On Behalf of | Jun 8, 2023 | Real Estate

As you know, Typhoon Mawar recently struck Guam with powerful winds of up to 140 miles per hour and torrents of rain. The storm, the most powerful to hit the island in more than 20 years, damaged numerous homes and other buildings and left many residents without electricity, fresh water or internet access.

President Biden has declared a disaster in the wake of Mawar. This means if the typhoon damaged or destroyed your home, you might qualify for financial assistance with repairs from the Federal Emergency Management Agency (FEMA). But before FEMA approves your claim, you need to prove to the agency that you own the property and that it was your primary residence.

Proving you own your home

FEMA suggests official documentation to prove ownership, most of which people have in their homes. Such documents include:

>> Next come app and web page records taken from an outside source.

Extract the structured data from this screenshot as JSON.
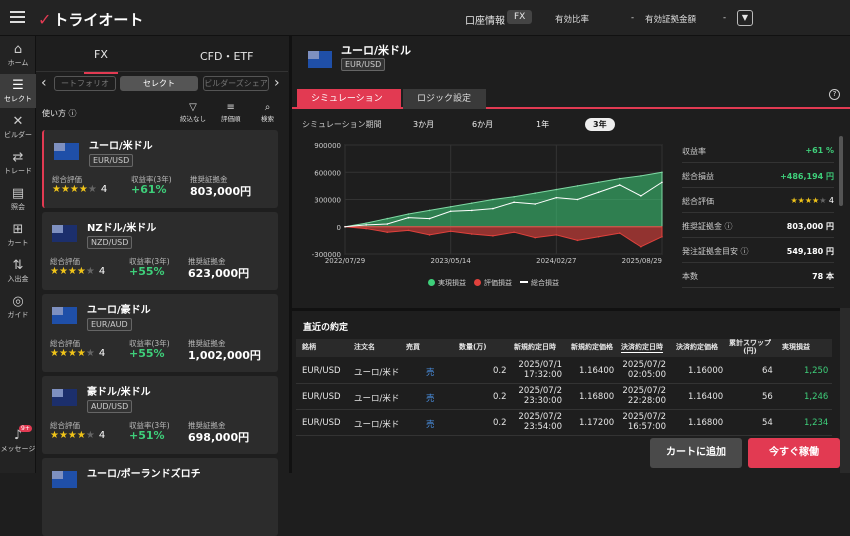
{
  "header": {
    "brand": "トライオート",
    "account_label": "口座情報",
    "account_type": "FX",
    "margin_ratio_label": "有効比率",
    "margin_ratio_value": "-",
    "margin_amount_label": "有効証拠金額",
    "margin_amount_value": "-"
  },
  "sidebar": {
    "items": [
      {
        "label": "ホーム",
        "icon": "home-icon"
      },
      {
        "label": "セレクト",
        "icon": "select-icon"
      },
      {
        "label": "ビルダー",
        "icon": "builder-icon"
      },
      {
        "label": "トレード",
        "icon": "trade-icon"
      },
      {
        "label": "照会",
        "icon": "inquiry-icon"
      },
      {
        "label": "カート",
        "icon": "cart-icon"
      },
      {
        "label": "入出金",
        "icon": "deposit-icon"
      },
      {
        "label": "ガイド",
        "icon": "guide-icon"
      }
    ],
    "message_label": "メッセージ",
    "message_badge": "9+"
  },
  "left": {
    "tabs": [
      "FX",
      "CFD・ETF"
    ],
    "pills": [
      "ートフォリオ",
      "セレクト",
      "ビルダーズシェア"
    ],
    "howto": "使い方",
    "tools": [
      "絞込なし",
      "評価順",
      "検索"
    ],
    "labels": {
      "rating": "総合評価",
      "return": "収益率(3年)",
      "margin": "推奨証拠金"
    },
    "cards": [
      {
        "name": "ユーロ/米ドル",
        "code": "EUR/USD",
        "rating": "4",
        "return": "+61%",
        "margin": "803,000円"
      },
      {
        "name": "NZドル/米ドル",
        "code": "NZD/USD",
        "rating": "4",
        "return": "+55%",
        "margin": "623,000円"
      },
      {
        "name": "ユーロ/豪ドル",
        "code": "EUR/AUD",
        "rating": "4",
        "return": "+55%",
        "margin": "1,002,000円"
      },
      {
        "name": "豪ドル/米ドル",
        "code": "AUD/USD",
        "rating": "4",
        "return": "+51%",
        "margin": "698,000円"
      },
      {
        "name": "ユーロ/ポーランドズロチ",
        "code": "",
        "rating": "",
        "return": "",
        "margin": ""
      }
    ]
  },
  "right": {
    "title": "ユーロ/米ドル",
    "code": "EUR/USD",
    "tabs": [
      "シミュレーション",
      "ロジック設定"
    ],
    "period_label": "シミュレーション期間",
    "periods": [
      "3か月",
      "6か月",
      "1年",
      "3年"
    ],
    "selected_period": "3年",
    "stats": [
      {
        "k": "収益率",
        "v": "+61 %"
      },
      {
        "k": "総合損益",
        "v": "+486,194 円"
      },
      {
        "k": "総合評価",
        "v": "4"
      },
      {
        "k": "推奨証拠金",
        "v": "803,000 円"
      },
      {
        "k": "発注証拠金目安",
        "v": "549,180 円"
      },
      {
        "k": "本数",
        "v": "78 本"
      }
    ],
    "legend": [
      "実現損益",
      "評価損益",
      "総合損益"
    ],
    "orders_title": "直近の約定",
    "columns": [
      "銘柄",
      "注文名",
      "売買",
      "数量(万)",
      "新規約定日時",
      "新規約定価格",
      "決済約定日時",
      "決済約定価格",
      "累計スワップ(円)",
      "実現損益"
    ],
    "rows": [
      {
        "pair": "EUR/USD",
        "name": "ユーロ/米ド",
        "side": "売",
        "qty": "0.2",
        "open_dt1": "2025/07/1",
        "open_dt2": "17:32:00",
        "open_price": "1.16400",
        "close_dt1": "2025/07/2",
        "close_dt2": "02:05:00",
        "close_price": "1.16000",
        "swap": "64",
        "pnl": "1,250"
      },
      {
        "pair": "EUR/USD",
        "name": "ユーロ/米ド",
        "side": "売",
        "qty": "0.2",
        "open_dt1": "2025/07/2",
        "open_dt2": "23:30:00",
        "open_price": "1.16800",
        "close_dt1": "2025/07/2",
        "close_dt2": "22:28:00",
        "close_price": "1.16400",
        "swap": "56",
        "pnl": "1,246"
      },
      {
        "pair": "EUR/USD",
        "name": "ユーロ/米ド",
        "side": "売",
        "qty": "0.2",
        "open_dt1": "2025/07/2",
        "open_dt2": "23:54:00",
        "open_price": "1.17200",
        "close_dt1": "2025/07/2",
        "close_dt2": "16:57:00",
        "close_price": "1.16800",
        "swap": "54",
        "pnl": "1,234"
      }
    ],
    "buttons": {
      "cart": "カートに追加",
      "run": "今すぐ稼働"
    }
  },
  "colors": {
    "accent": "#e23a52",
    "profit": "#3ecf7a",
    "loss": "#e0413c"
  },
  "chart_data": {
    "type": "area",
    "x_ticks": [
      "2022/07/29",
      "2023/05/14",
      "2024/02/27",
      "2025/08/29"
    ],
    "y_ticks": [
      "900000",
      "600000",
      "300000",
      "0",
      "-300000"
    ],
    "ylim": [
      -300000,
      900000
    ],
    "series": [
      {
        "name": "実現損益",
        "values": [
          0,
          40000,
          90000,
          140000,
          180000,
          220000,
          260000,
          300000,
          330000,
          370000,
          410000,
          450000,
          490000,
          530000,
          560000,
          600000
        ]
      },
      {
        "name": "評価損益",
        "values": [
          0,
          -20000,
          -60000,
          -40000,
          -90000,
          -50000,
          -80000,
          -100000,
          -60000,
          -120000,
          -90000,
          -150000,
          -110000,
          -70000,
          -220000,
          -110000
        ]
      },
      {
        "name": "総合損益",
        "values": [
          0,
          20000,
          30000,
          100000,
          90000,
          170000,
          180000,
          200000,
          270000,
          250000,
          320000,
          300000,
          380000,
          460000,
          340000,
          490000
        ]
      }
    ]
  }
}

  • The deed or deed of trust to the property
  • Mortgage statement or escrow analysis
  • Policy for homeowners’ insurance, flood insurance or real property insurance
  • One or more receipts for major repairs done within the past five years
  • Property tax receipt or bill
  • Manufactured home certificate or title
  • A letter from a public official, such as the local postmaster, police chief or mayor, testifying that you are the owner and how long you have owned the property

If you have lost or cannot access any of these documents and the property was inherited, a mobile home or a travel trailer, FEMA will accept self-certification as a last resort. If your home suffered a previous natural disaster and you already verified ownership then, you don’t have to do it again.

Showing you lived there when the storm hit

To show that you occupied the damaged home, FEMA will accept a similar range of documents that prove your address, such as:

  • Utility bills
  • Bank/credit card statements
  • Your lease or rent statements
  • A statement from your employer or a public official
  • Your driver’s license or state-issued ID card
  • Motor vehicle registration
  • Court documents
  • Letters from local schools

Most homeowners can access these types of documents, though if you cannot after your home was wrecked, an attorney can help you prove ownership and occupancy. Your lawyer can also help with the rest of filing your claim so that it is complete and free of errors.